The environment is all around us, and humans depend on it to live.
Plants and animals, but also soil, water and climate: The environment is all around us, and we depend on it to survive. Environmental topics touch our lives every day, from where the food we eat comes from, to how the energy we consume is made, to what happens with the waste we produce. Here is an automatic compilation of DW content on environmental topics.
In the chaos of fighting, animals are often left behind or forgotten. Zoo animals are unable to escape the frightening realities of war around their cages. Amazingly, there are people who travel in the opposite direction of retreating civilians and head into harm's way to save these animals. Dr. Amir Khalil is one of them, having spent 25 years as a veterinarian and rescuing thousands of animals.
Active war zones don't just leave scars on the people involved in them or civilians in their path, conflict also affects the land people depend on for their livelihoods, as well as the wildlife that inhabits it. What impact does war have on the environment? How do environmental problems increase the likelihood of conflicts flaring up? And how is wildlife affected by human combat?
What should the rules of war be when it comes to the environment? Do we need a Fifth Geneva Convention to protect biodiversity and natural resources? Professor Sarah Durant thinks so. Durant's research on megafauna in the Sahara-Sahel has shown how conflicts lead to species decline.
Desertification resulting from climate change in North East Nigeria has considerably shrunk bodies of water in the region. One of them — Lake Chad — is a central fishing area. To further complicate matters, fishing is nearly impossible in what is left of the lake because of Boko Haram's decade long insurgency. As fishermen try to settle in new areas, tensions have arisen.
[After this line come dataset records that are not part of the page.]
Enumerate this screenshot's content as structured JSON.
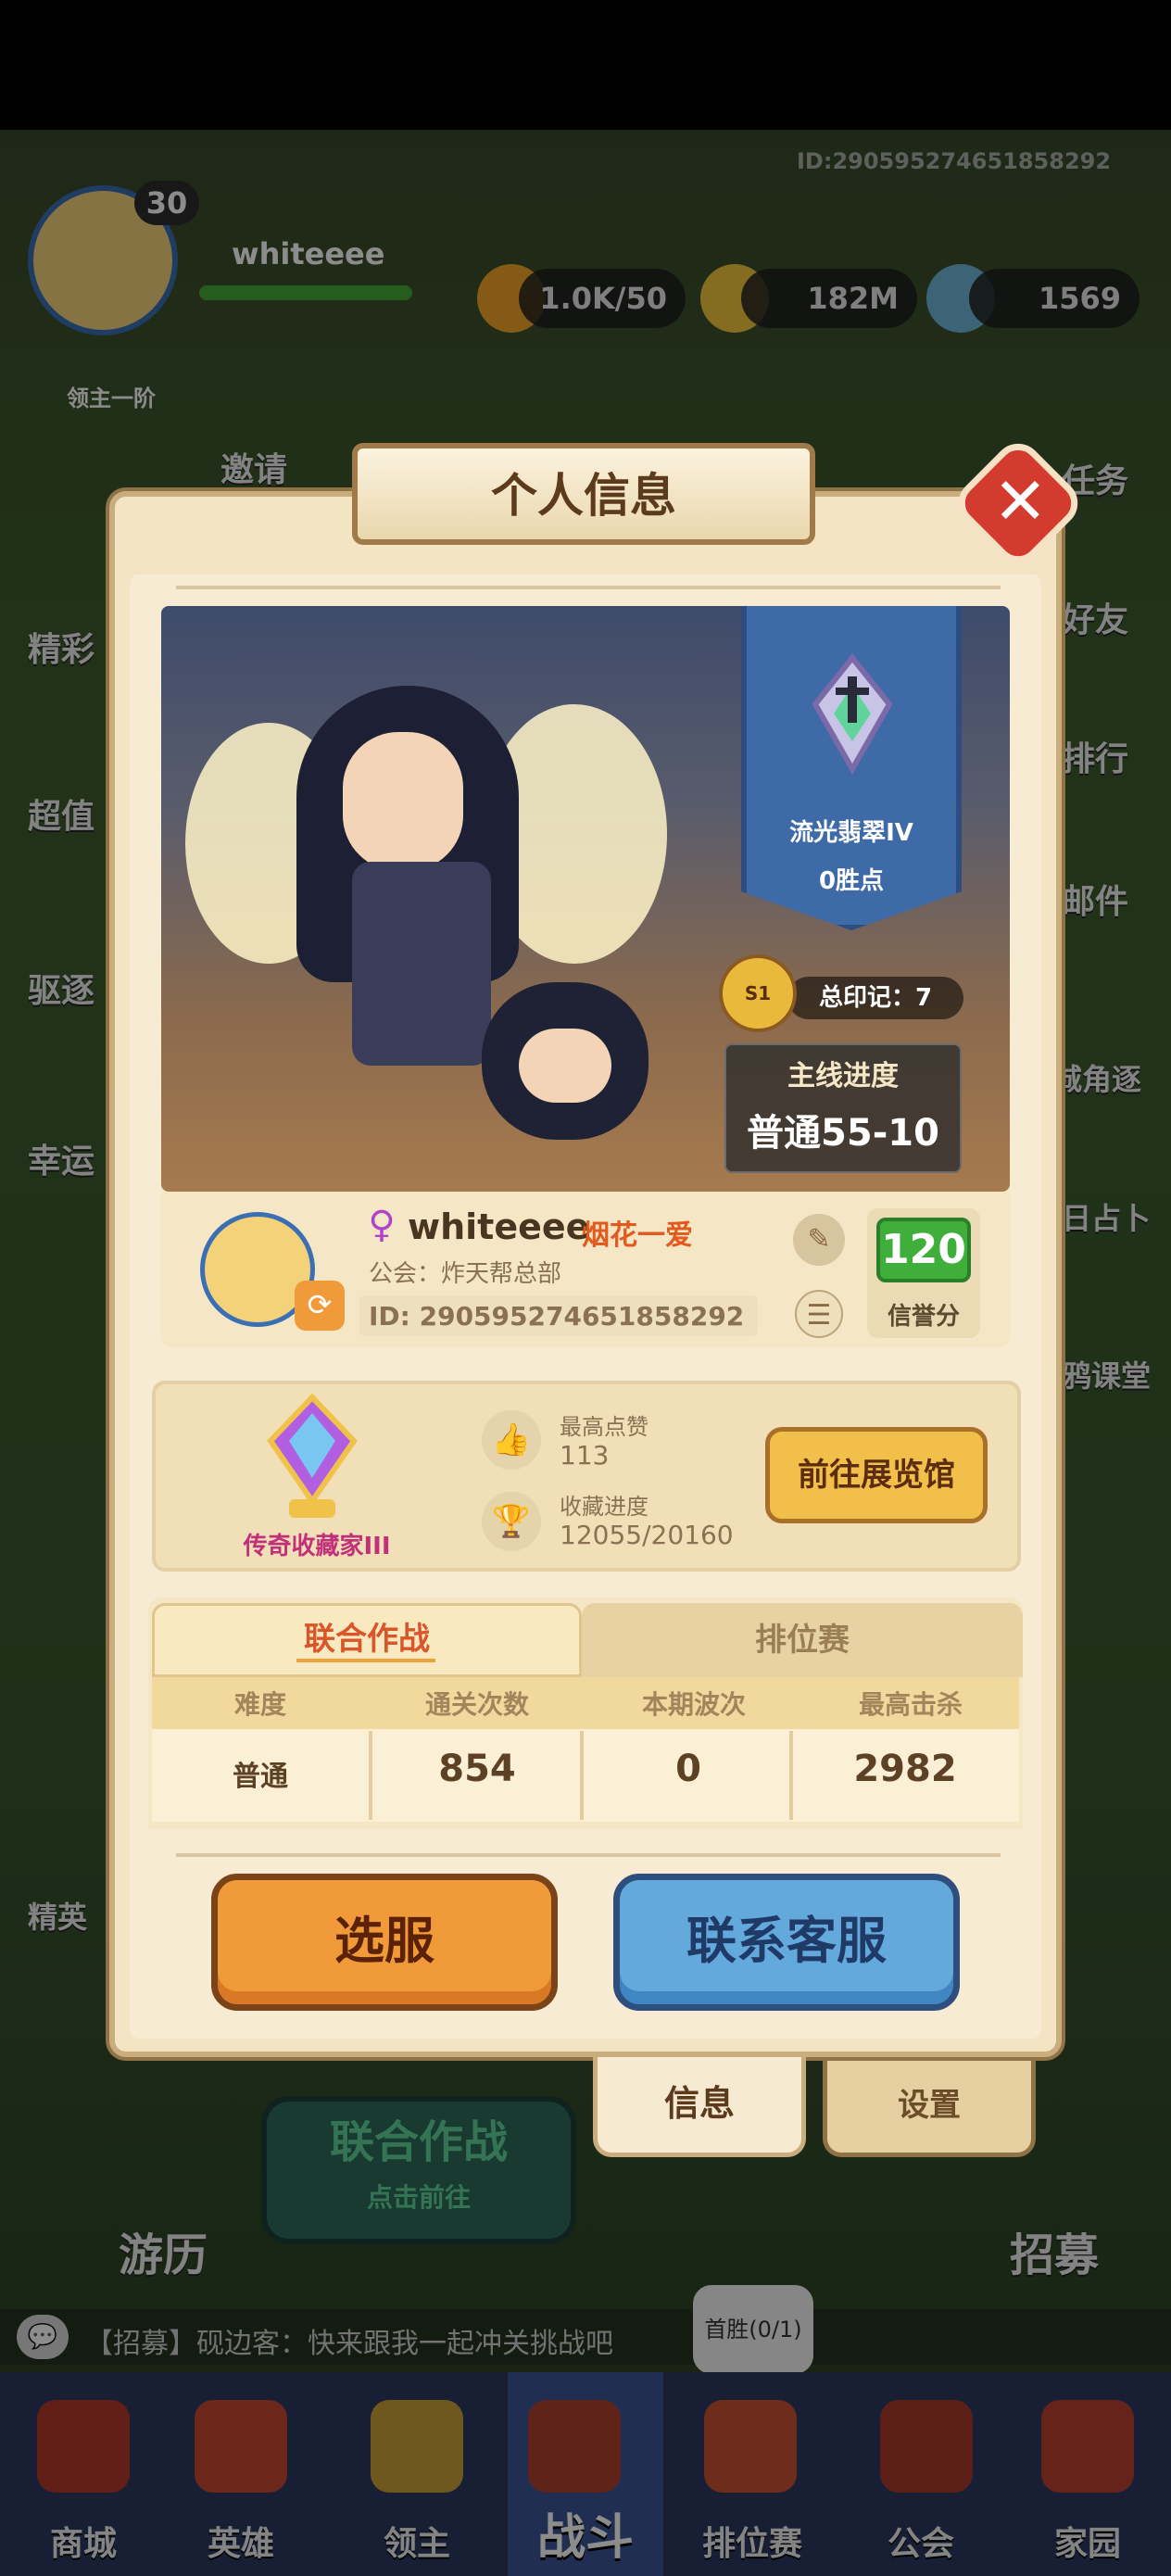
{
  "top": {
    "uid": "ID:290595274651858292",
    "player_level": "30",
    "player_name": "whiteeee",
    "lord_rank": "领主一阶",
    "resources": [
      {
        "name": "stamina",
        "value": "1.0K/50",
        "icon": "flame-icon"
      },
      {
        "name": "gold",
        "value": "182M",
        "icon": "coin-icon"
      },
      {
        "name": "gems",
        "value": "1569",
        "icon": "crystal-icon"
      }
    ]
  },
  "side_menu": {
    "left": [
      "精彩",
      "超值",
      "驱逐",
      "幸运"
    ],
    "right": [
      "任务",
      "好友",
      "排行",
      "邮件",
      "城角逐",
      "日占卜",
      "鸦课堂"
    ],
    "top_row": [
      "邀请"
    ]
  },
  "panel": {
    "title": "个人信息",
    "close_symbol": "✕"
  },
  "scene": {
    "rank_name": "流光翡翠IV",
    "rank_points": "0胜点",
    "seal_badge": "S1",
    "seal_text": "总印记：7",
    "progress_title": "主线进度",
    "progress_value": "普通55-10"
  },
  "player": {
    "name": "whiteeee",
    "gender_symbol": "♀",
    "title_tag": "烟花一爱",
    "guild": "公会：炸天帮总部",
    "id": "ID: 290595274651858292",
    "credit_value": "120",
    "credit_label": "信誉分"
  },
  "collection": {
    "title": "传奇收藏家III",
    "likes_label": "最高点赞",
    "likes_value": "113",
    "progress_label": "收藏进度",
    "progress_value": "12055/20160",
    "gallery_button": "前往展览馆"
  },
  "tabs": {
    "active": "联合作战",
    "inactive": "排位赛"
  },
  "table": {
    "headers": [
      "难度",
      "通关次数",
      "本期波次",
      "最高击杀"
    ],
    "row": [
      "普通",
      "854",
      "0",
      "2982"
    ]
  },
  "buttons": {
    "select_server": "选服",
    "contact_service": "联系客服"
  },
  "panel_tabs": {
    "info": "信息",
    "settings": "设置"
  },
  "background": {
    "battle_title": "联合作战",
    "battle_sub": "点击前往",
    "travel": "游历",
    "recruit": "招募",
    "elite": "精英"
  },
  "chat": {
    "message": "【招募】砚边客：快来跟我一起冲关挑战吧",
    "first_win": "首胜(0/1)"
  },
  "nav": {
    "items": [
      "商城",
      "英雄",
      "领主",
      "战斗",
      "排位赛",
      "公会",
      "家园"
    ]
  }
}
In Kenya, conservationists and private landowners have come into conflict with semi-nomadic herders, who bring their cattle onto the private preserves. But Sveva Gallman is trying to build bridges with the community of herders and save her family's Laikipia Nature Conservancy through an unlikely activity – acrobatics.